▶ _Aim of the task_:
What lines below include the string "view"? Pick them out and copy them.

▶ _Source material_:
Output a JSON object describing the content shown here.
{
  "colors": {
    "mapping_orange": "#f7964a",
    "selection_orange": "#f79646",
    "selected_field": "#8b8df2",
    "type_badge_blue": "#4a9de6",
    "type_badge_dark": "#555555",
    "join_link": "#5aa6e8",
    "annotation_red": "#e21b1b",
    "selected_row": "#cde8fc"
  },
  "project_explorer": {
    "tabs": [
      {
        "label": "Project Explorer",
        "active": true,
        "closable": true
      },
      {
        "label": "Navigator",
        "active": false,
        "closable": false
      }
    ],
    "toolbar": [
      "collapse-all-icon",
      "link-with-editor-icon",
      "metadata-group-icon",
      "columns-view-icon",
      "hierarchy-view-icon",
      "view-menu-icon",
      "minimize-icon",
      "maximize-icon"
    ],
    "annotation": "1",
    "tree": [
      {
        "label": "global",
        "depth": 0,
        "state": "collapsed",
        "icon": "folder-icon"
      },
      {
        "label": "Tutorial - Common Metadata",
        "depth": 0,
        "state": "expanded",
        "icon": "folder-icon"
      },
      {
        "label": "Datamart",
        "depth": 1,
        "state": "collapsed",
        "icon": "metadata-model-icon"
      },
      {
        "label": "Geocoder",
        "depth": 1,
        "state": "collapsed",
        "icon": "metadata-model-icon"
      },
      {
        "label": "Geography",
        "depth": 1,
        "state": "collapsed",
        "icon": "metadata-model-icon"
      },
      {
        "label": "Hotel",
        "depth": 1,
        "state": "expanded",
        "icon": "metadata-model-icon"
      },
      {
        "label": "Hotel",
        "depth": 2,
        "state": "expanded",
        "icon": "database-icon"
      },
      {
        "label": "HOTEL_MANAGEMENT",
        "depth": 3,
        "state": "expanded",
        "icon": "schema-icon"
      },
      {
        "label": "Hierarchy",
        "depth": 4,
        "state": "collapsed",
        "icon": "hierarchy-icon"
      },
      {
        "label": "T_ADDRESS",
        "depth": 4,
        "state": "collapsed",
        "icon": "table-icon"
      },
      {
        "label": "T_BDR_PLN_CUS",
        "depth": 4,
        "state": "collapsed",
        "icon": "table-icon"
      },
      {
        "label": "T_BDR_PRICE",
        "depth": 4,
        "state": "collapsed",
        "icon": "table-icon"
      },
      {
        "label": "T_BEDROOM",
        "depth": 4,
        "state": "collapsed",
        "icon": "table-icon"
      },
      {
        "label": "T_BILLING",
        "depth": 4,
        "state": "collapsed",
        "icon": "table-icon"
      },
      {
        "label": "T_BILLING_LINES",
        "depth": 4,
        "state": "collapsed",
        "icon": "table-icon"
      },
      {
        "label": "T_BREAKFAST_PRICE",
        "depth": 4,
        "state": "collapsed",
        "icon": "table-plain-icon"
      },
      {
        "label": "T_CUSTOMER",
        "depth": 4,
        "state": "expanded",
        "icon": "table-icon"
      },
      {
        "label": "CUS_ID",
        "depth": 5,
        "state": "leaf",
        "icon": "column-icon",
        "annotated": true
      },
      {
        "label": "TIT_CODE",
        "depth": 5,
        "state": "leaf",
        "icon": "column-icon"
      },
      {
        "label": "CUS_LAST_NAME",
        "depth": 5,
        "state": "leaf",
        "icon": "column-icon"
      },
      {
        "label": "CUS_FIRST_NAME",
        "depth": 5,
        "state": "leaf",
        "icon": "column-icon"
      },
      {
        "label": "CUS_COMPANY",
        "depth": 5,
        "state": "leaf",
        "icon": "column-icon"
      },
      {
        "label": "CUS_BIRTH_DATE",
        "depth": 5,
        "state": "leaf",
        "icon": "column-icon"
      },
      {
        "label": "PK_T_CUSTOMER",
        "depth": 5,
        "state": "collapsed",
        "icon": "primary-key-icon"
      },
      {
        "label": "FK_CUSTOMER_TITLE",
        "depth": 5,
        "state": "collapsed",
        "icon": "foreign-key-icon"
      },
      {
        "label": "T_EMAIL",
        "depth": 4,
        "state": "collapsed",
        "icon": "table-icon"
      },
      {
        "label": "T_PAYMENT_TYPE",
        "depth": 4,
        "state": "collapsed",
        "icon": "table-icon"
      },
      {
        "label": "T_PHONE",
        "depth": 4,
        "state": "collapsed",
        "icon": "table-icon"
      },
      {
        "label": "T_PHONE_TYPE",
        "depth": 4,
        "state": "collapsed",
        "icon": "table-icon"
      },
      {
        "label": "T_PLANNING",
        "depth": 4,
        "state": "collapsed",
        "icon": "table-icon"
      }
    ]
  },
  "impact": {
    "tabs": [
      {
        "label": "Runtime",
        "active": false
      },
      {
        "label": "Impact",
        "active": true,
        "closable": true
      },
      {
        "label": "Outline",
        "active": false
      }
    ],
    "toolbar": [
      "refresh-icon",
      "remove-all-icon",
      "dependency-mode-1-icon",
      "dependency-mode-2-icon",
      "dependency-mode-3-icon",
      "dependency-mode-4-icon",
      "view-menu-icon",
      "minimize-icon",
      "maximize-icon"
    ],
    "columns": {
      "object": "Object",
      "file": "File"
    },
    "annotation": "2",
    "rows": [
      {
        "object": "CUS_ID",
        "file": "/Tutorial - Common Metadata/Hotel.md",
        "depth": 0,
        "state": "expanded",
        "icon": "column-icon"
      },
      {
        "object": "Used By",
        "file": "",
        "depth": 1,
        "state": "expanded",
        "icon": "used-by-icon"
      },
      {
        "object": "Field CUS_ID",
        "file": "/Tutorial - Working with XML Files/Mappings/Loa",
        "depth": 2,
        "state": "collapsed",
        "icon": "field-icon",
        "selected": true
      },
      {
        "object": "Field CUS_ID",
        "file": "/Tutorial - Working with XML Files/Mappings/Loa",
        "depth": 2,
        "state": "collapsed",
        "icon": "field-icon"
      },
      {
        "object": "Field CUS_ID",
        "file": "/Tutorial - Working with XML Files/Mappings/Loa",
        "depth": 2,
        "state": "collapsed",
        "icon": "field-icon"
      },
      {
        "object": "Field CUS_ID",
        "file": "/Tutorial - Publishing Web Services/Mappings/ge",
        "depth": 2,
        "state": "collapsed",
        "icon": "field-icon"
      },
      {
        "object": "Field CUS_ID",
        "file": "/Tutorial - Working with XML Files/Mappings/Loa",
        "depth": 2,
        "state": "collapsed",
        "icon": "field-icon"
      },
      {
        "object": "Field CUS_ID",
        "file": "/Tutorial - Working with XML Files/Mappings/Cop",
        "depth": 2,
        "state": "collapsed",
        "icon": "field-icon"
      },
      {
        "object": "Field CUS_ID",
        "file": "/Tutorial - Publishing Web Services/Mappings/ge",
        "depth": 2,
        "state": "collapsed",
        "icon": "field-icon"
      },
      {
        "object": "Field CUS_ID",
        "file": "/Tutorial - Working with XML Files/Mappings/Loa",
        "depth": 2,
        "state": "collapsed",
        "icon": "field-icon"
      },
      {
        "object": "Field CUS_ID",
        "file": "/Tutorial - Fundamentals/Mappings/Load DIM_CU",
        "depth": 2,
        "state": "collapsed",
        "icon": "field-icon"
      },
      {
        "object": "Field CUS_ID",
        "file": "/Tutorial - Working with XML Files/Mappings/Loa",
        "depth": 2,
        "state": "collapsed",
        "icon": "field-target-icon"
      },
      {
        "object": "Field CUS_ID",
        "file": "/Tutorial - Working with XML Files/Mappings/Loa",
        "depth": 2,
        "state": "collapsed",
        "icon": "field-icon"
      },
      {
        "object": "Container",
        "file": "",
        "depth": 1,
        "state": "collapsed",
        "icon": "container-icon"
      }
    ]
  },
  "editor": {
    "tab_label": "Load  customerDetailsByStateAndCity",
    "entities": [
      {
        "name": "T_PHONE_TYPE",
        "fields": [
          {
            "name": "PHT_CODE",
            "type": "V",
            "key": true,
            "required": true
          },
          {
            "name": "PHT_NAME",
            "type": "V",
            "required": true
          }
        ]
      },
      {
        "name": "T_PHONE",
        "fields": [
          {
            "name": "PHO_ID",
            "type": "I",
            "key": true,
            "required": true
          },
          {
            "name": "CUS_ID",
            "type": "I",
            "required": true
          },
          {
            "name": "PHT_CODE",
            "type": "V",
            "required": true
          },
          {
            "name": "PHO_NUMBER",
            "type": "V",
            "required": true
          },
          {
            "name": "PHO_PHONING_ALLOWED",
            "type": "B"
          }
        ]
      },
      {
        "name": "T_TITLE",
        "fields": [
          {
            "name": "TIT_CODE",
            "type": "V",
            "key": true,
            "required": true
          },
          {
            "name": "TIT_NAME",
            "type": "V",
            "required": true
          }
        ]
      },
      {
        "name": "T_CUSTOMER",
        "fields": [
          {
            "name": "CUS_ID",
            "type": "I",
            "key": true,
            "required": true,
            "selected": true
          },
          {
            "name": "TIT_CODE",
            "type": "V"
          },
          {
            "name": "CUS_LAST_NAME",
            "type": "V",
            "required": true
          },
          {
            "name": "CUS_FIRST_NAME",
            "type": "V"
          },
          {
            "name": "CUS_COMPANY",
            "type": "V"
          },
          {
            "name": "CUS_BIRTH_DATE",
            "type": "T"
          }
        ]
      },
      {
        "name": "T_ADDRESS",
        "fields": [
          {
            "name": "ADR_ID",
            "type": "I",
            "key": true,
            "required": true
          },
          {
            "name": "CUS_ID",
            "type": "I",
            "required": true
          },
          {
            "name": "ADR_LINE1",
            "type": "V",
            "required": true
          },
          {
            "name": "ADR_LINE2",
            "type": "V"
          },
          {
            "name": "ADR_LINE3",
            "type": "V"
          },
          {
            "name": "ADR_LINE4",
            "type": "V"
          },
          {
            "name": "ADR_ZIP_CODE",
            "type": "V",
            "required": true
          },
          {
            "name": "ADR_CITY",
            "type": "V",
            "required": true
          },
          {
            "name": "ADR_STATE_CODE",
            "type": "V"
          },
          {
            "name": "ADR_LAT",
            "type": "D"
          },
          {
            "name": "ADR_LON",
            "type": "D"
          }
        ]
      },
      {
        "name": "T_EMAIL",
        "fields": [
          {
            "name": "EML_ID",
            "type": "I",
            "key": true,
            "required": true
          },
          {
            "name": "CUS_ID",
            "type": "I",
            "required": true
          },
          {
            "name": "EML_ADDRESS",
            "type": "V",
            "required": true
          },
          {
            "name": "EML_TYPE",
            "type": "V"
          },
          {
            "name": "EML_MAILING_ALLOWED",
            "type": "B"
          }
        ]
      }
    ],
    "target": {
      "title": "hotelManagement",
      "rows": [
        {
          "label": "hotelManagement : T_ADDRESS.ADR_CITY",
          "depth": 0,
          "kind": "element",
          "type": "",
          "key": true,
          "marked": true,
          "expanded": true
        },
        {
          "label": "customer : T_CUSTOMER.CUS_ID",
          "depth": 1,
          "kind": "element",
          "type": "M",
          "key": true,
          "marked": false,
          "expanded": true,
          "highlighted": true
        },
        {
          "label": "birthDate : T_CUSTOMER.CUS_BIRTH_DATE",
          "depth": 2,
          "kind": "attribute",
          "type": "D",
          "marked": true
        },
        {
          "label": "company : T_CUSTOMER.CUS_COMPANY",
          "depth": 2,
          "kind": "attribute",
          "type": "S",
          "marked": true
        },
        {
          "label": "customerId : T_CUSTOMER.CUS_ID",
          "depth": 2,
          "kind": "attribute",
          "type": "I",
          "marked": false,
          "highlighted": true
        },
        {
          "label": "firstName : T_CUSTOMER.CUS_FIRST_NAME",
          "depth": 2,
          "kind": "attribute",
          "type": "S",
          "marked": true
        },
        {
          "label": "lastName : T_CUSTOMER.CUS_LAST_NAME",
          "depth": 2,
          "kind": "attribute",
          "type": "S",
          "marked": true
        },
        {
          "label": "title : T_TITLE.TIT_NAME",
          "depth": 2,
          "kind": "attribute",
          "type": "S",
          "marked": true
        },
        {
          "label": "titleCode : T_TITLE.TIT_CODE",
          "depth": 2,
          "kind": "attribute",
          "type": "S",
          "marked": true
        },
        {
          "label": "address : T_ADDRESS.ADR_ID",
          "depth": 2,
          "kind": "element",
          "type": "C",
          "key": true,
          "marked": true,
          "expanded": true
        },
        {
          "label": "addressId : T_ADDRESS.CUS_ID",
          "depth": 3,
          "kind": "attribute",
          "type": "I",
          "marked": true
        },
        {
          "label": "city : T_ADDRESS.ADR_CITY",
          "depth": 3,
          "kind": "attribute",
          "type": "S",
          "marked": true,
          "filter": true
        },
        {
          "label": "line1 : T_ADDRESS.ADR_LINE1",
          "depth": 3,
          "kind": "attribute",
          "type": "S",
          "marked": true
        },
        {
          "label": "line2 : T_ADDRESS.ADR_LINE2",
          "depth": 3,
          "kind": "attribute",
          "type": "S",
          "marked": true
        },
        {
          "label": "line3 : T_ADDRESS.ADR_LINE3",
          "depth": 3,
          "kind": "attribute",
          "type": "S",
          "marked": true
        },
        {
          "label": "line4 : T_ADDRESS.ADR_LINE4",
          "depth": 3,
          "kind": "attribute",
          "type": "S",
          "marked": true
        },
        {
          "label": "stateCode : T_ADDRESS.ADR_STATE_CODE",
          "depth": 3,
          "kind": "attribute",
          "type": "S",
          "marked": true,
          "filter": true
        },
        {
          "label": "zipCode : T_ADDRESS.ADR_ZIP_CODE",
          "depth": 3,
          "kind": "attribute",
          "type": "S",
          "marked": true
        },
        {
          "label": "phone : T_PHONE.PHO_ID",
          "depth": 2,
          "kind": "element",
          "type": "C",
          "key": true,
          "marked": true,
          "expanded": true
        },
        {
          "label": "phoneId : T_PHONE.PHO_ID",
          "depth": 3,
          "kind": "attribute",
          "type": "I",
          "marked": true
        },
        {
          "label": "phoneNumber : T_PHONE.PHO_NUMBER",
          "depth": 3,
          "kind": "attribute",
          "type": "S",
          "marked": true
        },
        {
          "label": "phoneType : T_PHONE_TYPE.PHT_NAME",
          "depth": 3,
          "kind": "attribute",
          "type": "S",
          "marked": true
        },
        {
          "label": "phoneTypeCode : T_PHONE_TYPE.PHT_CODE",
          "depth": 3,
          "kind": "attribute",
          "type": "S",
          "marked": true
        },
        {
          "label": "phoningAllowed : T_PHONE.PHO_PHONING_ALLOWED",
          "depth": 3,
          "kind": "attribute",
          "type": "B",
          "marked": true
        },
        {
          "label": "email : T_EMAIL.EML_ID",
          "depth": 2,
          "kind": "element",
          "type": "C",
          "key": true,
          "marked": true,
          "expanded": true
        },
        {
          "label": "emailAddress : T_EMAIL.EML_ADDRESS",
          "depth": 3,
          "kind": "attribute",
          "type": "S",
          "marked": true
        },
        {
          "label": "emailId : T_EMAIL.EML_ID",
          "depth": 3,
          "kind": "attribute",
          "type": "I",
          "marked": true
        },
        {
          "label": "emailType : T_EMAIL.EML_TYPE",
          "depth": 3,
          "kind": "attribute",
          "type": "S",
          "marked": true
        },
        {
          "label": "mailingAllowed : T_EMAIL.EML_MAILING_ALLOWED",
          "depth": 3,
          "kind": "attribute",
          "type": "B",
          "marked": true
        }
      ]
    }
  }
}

▶ _Problem solution_:
      "columns-view-icon",
      "hierarchy-view-icon",
      "view-menu-icon",
      "view-menu-icon",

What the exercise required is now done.